An edited version appeared in The New Indian Express on August 22nd 2019. “The Venus Flytrap” appears  in Chennai’s City Express supplement.

The Venus Flytrap: The Vortex of Umbrage


There’s always another someone saying another something, and like cats chasing a laser pointer our attention jumps from one flare-up to the next. Last week, the Dalai Lama made sexist and racist statements better suited to a muted family Whatsapp group than to a dignitary of his position. This week, director Sandeep Vanga, whose Arjun Reddy and Kabir Singh would have brought toxic masculinity back in style if it had ever gone away to begin with, claimed that slapping is a gesture of love. The designer Sabyasachi Mukherjee tried to sell his own products through a psychological trick called negging – undermining the subject’s confidence so as to move in for the kill (in his case, claiming women wearing gaudy apparel or makeup were secretly in deep pain). All these statements rightly deserve condemnation. But what happens when we get stuck inside the vortex of umbrage, retaliation and no change?

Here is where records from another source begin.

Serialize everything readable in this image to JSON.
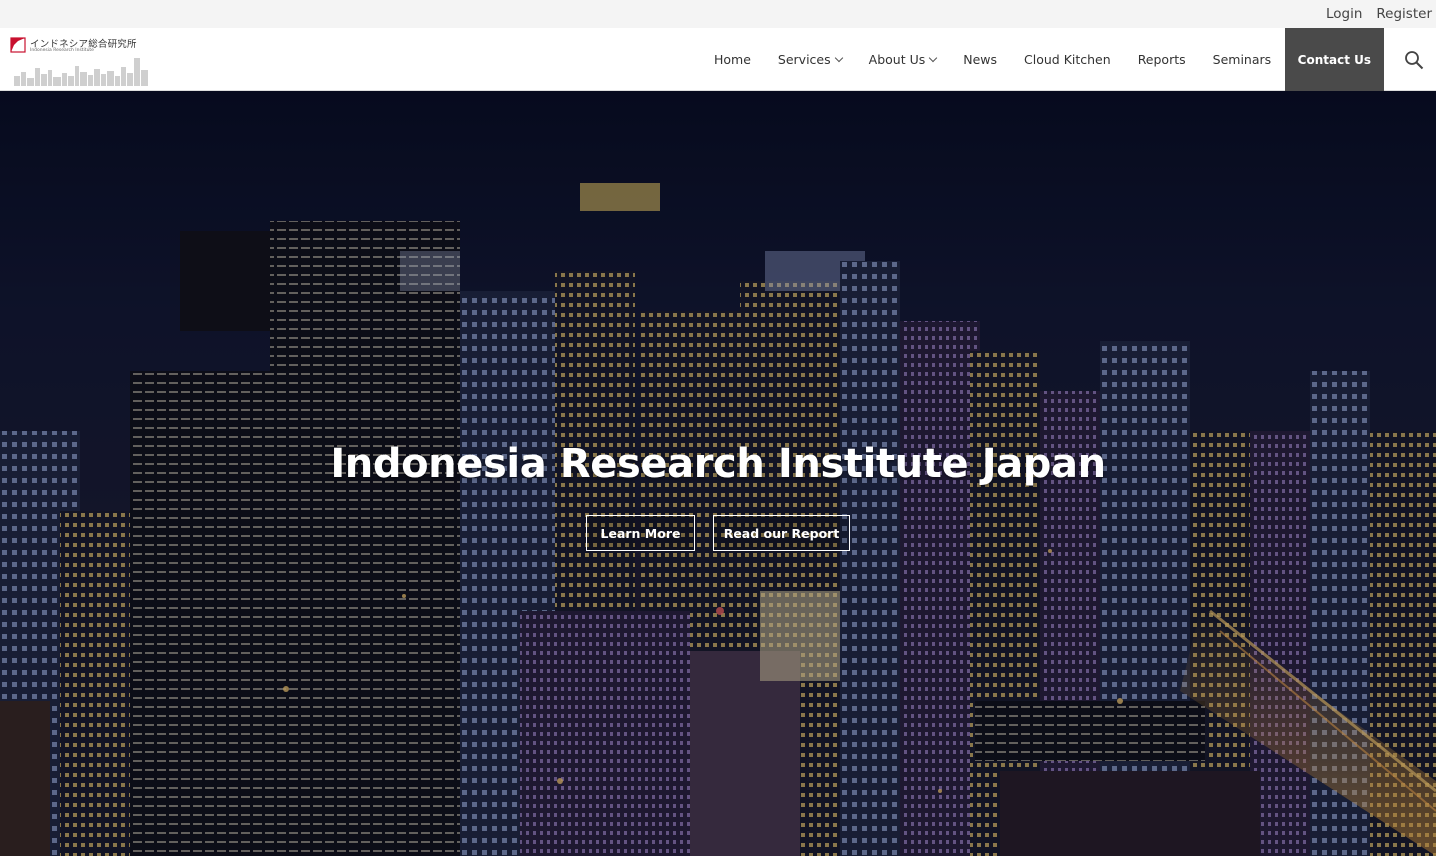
{
  "utility": {
    "login": "Login",
    "register": "Register"
  },
  "logo": {
    "jp_text": "インドネシア総合研究所",
    "en_text": "Indonesia Research Institute"
  },
  "nav": {
    "items": [
      {
        "label": "Home",
        "dropdown": false
      },
      {
        "label": "Services",
        "dropdown": true
      },
      {
        "label": "About Us",
        "dropdown": true
      },
      {
        "label": "News",
        "dropdown": false
      },
      {
        "label": "Cloud Kitchen",
        "dropdown": false
      },
      {
        "label": "Reports",
        "dropdown": false
      },
      {
        "label": "Seminars",
        "dropdown": false
      }
    ],
    "contact": "Contact Us"
  },
  "hero": {
    "title": "Indonesia Research Institute Japan",
    "learn_more": "Learn More",
    "read_report": "Read our Report"
  },
  "colors": {
    "contact_bg": "#4a4a4a",
    "utility_bg": "#f4f4f4",
    "logo_accent": "#c8102e"
  }
}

Watching women reveal their traumas from past intimate relationships on Twitter, in order to discredit the violent rhetoric in Vanga’s movies, horrified that they’d felt driven to share these experiences to counter the glorification of abuse, I encountered a necessary yellow-light-says-pause in my own outrage cycle. Those who refused to see the links between pop culture and lived culture were unlikely to have a change of heart. They’d surrendered both intelligence and goodness when they picked “It’s just a movie, yaar” as the hill to die on. At what personal cost were the survivors relieving their stories?

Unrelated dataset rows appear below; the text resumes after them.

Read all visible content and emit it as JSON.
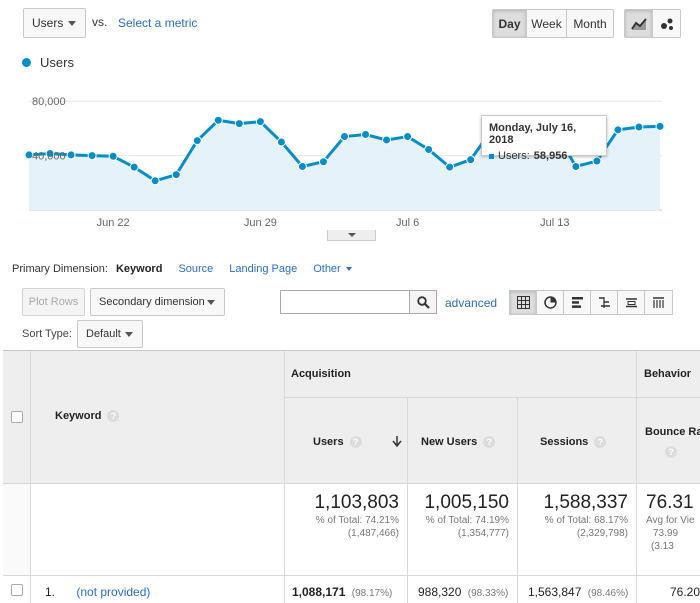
{
  "controls": {
    "metric": "Users",
    "vs": "vs.",
    "select_metric": "Select a metric",
    "granularity": [
      "Day",
      "Week",
      "Month"
    ],
    "granularity_active": "Day"
  },
  "legend": {
    "label": "Users",
    "color": "#058dc7"
  },
  "chart_data": {
    "type": "area",
    "series": [
      {
        "name": "Users",
        "values": [
          40500,
          41500,
          40500,
          40000,
          39500,
          31500,
          21500,
          26000,
          51000,
          66000,
          63500,
          65000,
          50000,
          32000,
          35500,
          54000,
          55500,
          51500,
          54000,
          44500,
          31500,
          37000,
          59000,
          60000,
          60000,
          58500,
          32000,
          36000,
          58956,
          61000,
          61500
        ]
      }
    ],
    "x_tick_labels": [
      "Jun 22",
      "Jun 29",
      "Jul 6",
      "Jul 13"
    ],
    "y_tick_labels": [
      "80,000",
      "40,000"
    ],
    "ylim": [
      0,
      100000
    ]
  },
  "tooltip": {
    "date": "Monday, July 16, 2018",
    "metric": "Users:",
    "value": "58,956"
  },
  "primary_dimension": {
    "label": "Primary Dimension:",
    "current": "Keyword",
    "options": [
      "Source",
      "Landing Page"
    ],
    "other": "Other"
  },
  "toolbar": {
    "plot_rows": "Plot Rows",
    "secondary_dimension": "Secondary dimension",
    "search_value": "",
    "advanced": "advanced",
    "sort_type_label": "Sort Type:",
    "sort_type_value": "Default"
  },
  "table": {
    "keyword_header": "Keyword",
    "group_acquisition": "Acquisition",
    "group_behavior": "Behavior",
    "columns": [
      "Users",
      "New Users",
      "Sessions",
      "Bounce Rat"
    ],
    "totals": [
      {
        "value": "1,103,803",
        "pct": "% of Total: 74.21%",
        "of": "(1,487,466)"
      },
      {
        "value": "1,005,150",
        "pct": "% of Total: 74.19%",
        "of": "(1,354,777)"
      },
      {
        "value": "1,588,337",
        "pct": "% of Total: 68.17%",
        "of": "(2,329,798)"
      },
      {
        "value": "76.31",
        "pct": "Avg for Vie",
        "of": "73.99",
        "extra": "(3.13"
      }
    ],
    "rows": [
      {
        "index": "1.",
        "keyword": "(not provided)",
        "users": "1,088,171",
        "users_pct": "(98.17%)",
        "new_users": "988,320",
        "new_users_pct": "(98.33%)",
        "sessions": "1,563,847",
        "sessions_pct": "(98.46%)",
        "bounce": "76.20"
      }
    ]
  }
}
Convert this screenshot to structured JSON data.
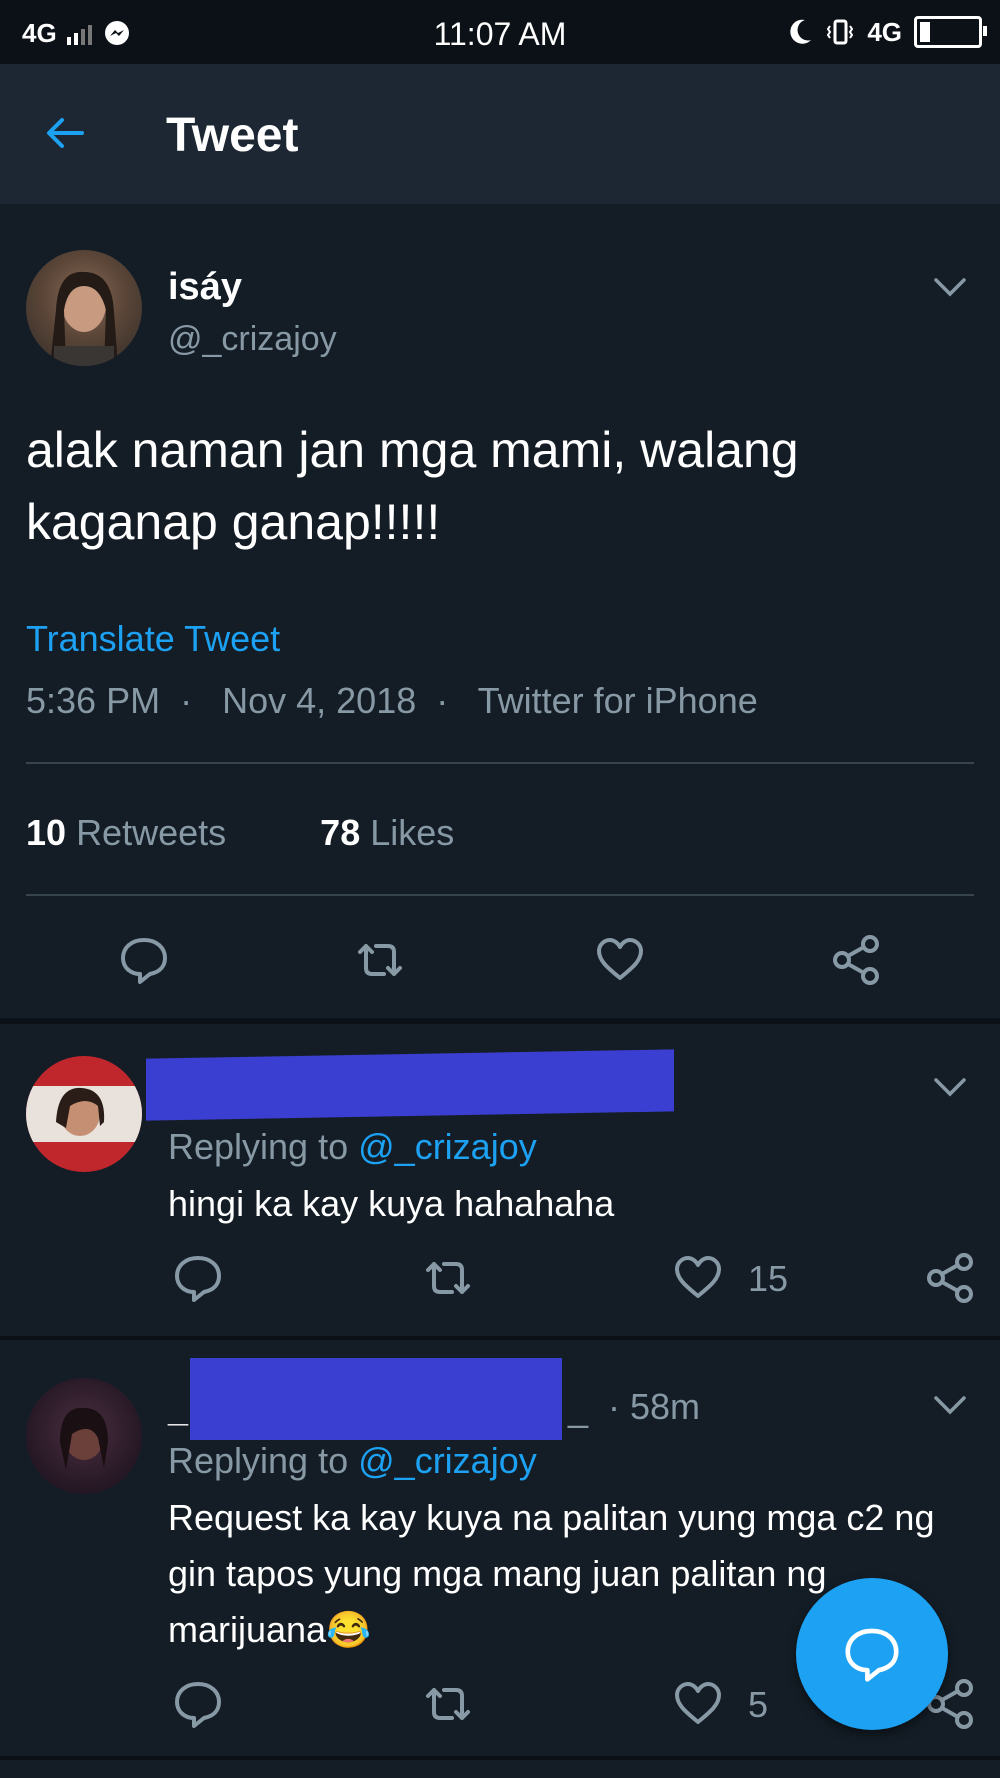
{
  "status_bar": {
    "network_left": "4G",
    "time": "11:07 AM",
    "network_right": "4G"
  },
  "header": {
    "title": "Tweet"
  },
  "tweet": {
    "author_name": "isáy",
    "author_handle": "@_crizajoy",
    "text": "alak naman jan mga mami, walang kaganap ganap!!!!!",
    "translate_label": "Translate Tweet",
    "time": "5:36 PM",
    "date": "Nov 4, 2018",
    "source": "Twitter for iPhone",
    "retweets_count": "10",
    "retweets_label": "Retweets",
    "likes_count": "78",
    "likes_label": "Likes"
  },
  "replies": [
    {
      "replying_prefix": "Replying to",
      "replying_handle": "@_crizajoy",
      "text": "hingi ka kay kuya hahahaha",
      "likes": "15"
    },
    {
      "name_prefix": "_",
      "name_suffix": "_",
      "age": "· 58m",
      "replying_prefix": "Replying to",
      "replying_handle": "@_crizajoy",
      "text": "Request ka kay kuya na palitan yung mga c2 ng gin tapos yung mga mang juan palitan ng marijuana😂",
      "likes": "5"
    }
  ],
  "colors": {
    "background": "#141d26",
    "header": "#1c2733",
    "accent": "#1da1f2",
    "muted": "#8899a6",
    "redaction": "#3b3fd1"
  },
  "icons": {
    "back": "arrow-left-icon",
    "reply": "speech-bubble-icon",
    "retweet": "retweet-icon",
    "like": "heart-icon",
    "share": "share-icon",
    "more": "chevron-down-icon",
    "compose": "compose-reply-icon"
  }
}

The author Toni Morrison is often quoted from a 1975 speech: “It’s important, therefore, to know who the real enemy is, and to know the function, the very serious function of racism, which is distraction. It keeps you from doing your work. It keeps you explaining over and over again your reason for being.” She went on to talk about how decades of research, art and science can go into proving a single prejudice wrong. All that energy is directed towards reaction, rather than innovation.

Every one of us falls into this trap unwittingly. Some even lay the trap unwittingly, wiring themselves into contrarian or essentialist positions, and then we’re in an endless volley of call (or it is call-out?) and response. The only people who win at this are full-time trolls. Most of us are not, but all of us who consume and produce real-time opinion get sucked into illusory distraction. It can make us feel like we are deeply engaged and constantly productive, but what is the accumulative good of the same?

A meaningful recalibration may require slowness and some silence, eschewing the quick rejoinder for a more involved project of engagement, processing and creativity. The truth is that when we are bombarded with information, we are overcome by a lemming effect. We look where we are directed to look, and then expend our energy as a unit. In the backdrop, everything remains perfectly intact while we agitate, swayed into overestimating our personal importance. But there is a place for that too. It’s in the work that we get distracted away from. What is that work – that intensive, time-consuming, tedious but important work that isn’t being done?

An edited version appeared in The New Indian Express on July 11th 2019. “The Venus Flytrap” appears  in Chennai’s City Express supplement.